On 17-18 March 2022, UNICRI traveled to Vientiane for a workshop with Lao People's Democratic Republic’s authorities in charge of combating the trafficking of radiological and nuclear (RN) material. The workshop was conducted within the framework of the project “CONTACT – Enhancing capacities to prevent the trafficking of radiological and nuclear material in Southeast Asia”.
The workshop involved representatives from the Ministry of Defense; Ministry of Public Security; Ministry of Finance; Ministry of Industry and Commerce; Ministry of Education and Sport; and the Ministry of Foreign Affairs.
The event represented an important opportunity for UNICRI officials to provide an overview of the project and its different phases of implementation; and to present the training curriculum specifically developed for security, law enforcement and nuclear regulatory authority staff on intelligence-led operations to thwart RN trafficking attempts. During the meeting, UNICRI and participating national authorities also reviewed and moved towards the finalization of the Lao PDR’s CONTACT Country Report, which sets forth the state’s current needs and priorities in the area of preventing and detecting RN trafficking.

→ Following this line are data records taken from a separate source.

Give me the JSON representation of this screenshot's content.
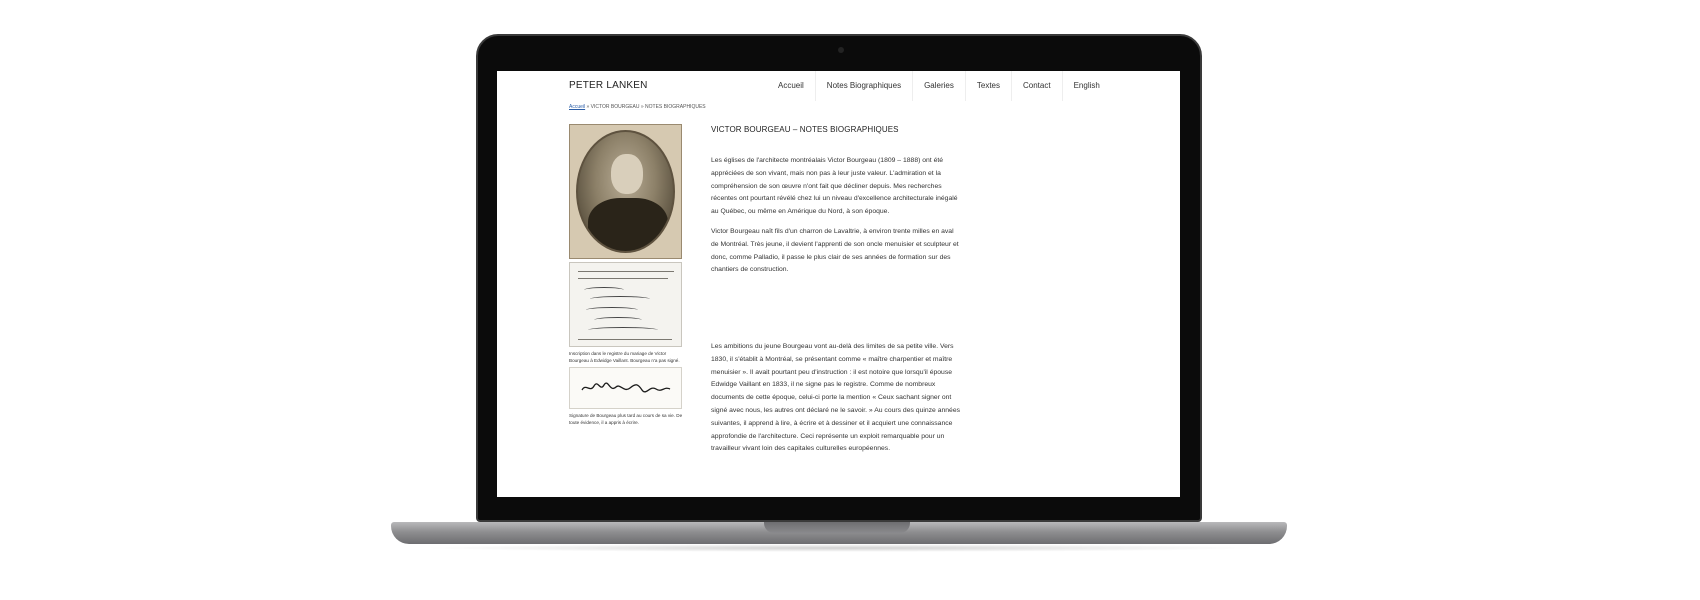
{
  "site": {
    "title": "PETER LANKEN",
    "nav": [
      "Accueil",
      "Notes Biographiques",
      "Galeries",
      "Textes",
      "Contact",
      "English"
    ]
  },
  "breadcrumb": {
    "home": "Accueil",
    "rest": " » VICTOR BOURGEAU » NOTES BIOGRAPHIQUES"
  },
  "page": {
    "heading": "VICTOR BOURGEAU – NOTES BIOGRAPHIQUES",
    "paragraphs": [
      "Les églises de l'architecte montréalais Victor Bourgeau (1809 – 1888) ont été appréciées de son vivant, mais non pas à leur juste valeur. L'admiration et la compréhension de son œuvre n'ont fait que décliner depuis. Mes recherches récentes ont pourtant révélé chez lui un niveau d'excellence architecturale inégalé au Québec, ou même en Amérique du Nord, à son époque.",
      "Victor Bourgeau naît fils d'un charron de Lavaltrie, à environ trente milles en aval de Montréal. Très jeune, il devient l'apprenti de son oncle menuisier et sculpteur et donc, comme Palladio, il passe le plus clair de ses années de formation sur des chantiers de construction.",
      "Les ambitions du jeune Bourgeau vont au-delà des limites de sa petite ville. Vers 1830, il s'établit à Montréal, se présentant comme « maître charpentier et maître menuisier ». Il avait pourtant peu d'instruction : il est notoire que lorsqu'il épouse Edwidge Vaillant en 1833, il ne signe pas le registre. Comme de nombreux documents de cette époque, celui-ci porte la mention « Ceux sachant signer ont signé avec nous, les autres ont déclaré ne le savoir. » Au cours des quinze années suivantes, il apprend à lire, à écrire et à dessiner et il acquiert une connaissance approfondie de l'architecture. Ceci représente un exploit remarquable pour un travailleur vivant loin des capitales culturelles européennes."
    ]
  },
  "captions": {
    "marriage_register": "Inscription dans le registre du mariage de Victor Bourgeau à Edwidge Vaillant. Bourgeau n'a pas signé.",
    "signature": "Signature de Bourgeau plus tard au cours de sa vie. De toute évidence, il a appris à écrire."
  },
  "colors": {
    "laptop_frame": "#0b0b0b",
    "laptop_base": "#8e8e90",
    "link": "#2b5ea7"
  }
}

“The CONTACT Project - tailor-made to best fit into the Lao PDR context thanks to its focus on providing capacity building and specific training curriculum on preventing and responding to radiological and nuclear trafficking incidents - will greatly contribute to efforts put in place by the relevant national sectors to improve capabilities in this field”, said Ms. Moukdavanh Sisoulith, Deputy Director of the Department for International Organizations at the Ministry of Foreign Affairs of Lao PDR.

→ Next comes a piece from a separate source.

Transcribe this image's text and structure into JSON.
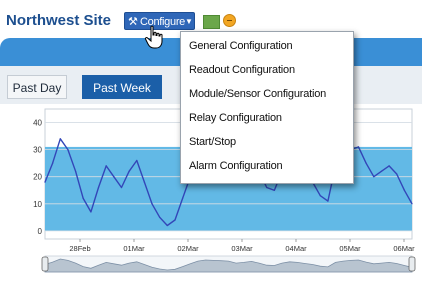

CONTACT – Southeast Asia aims at enhancing capacities of nuclear security stakeholders in Cambodia, Lao PDR, Philippines, and Viet Nam to devise and carry out operations to thwart radiological and nuclear (RN) trafficking attempts, as well as to foster regional cooperation and communication among the four partner countries. The project is funded by Global Affairs Canada’s Weapons Threat Reduction Program.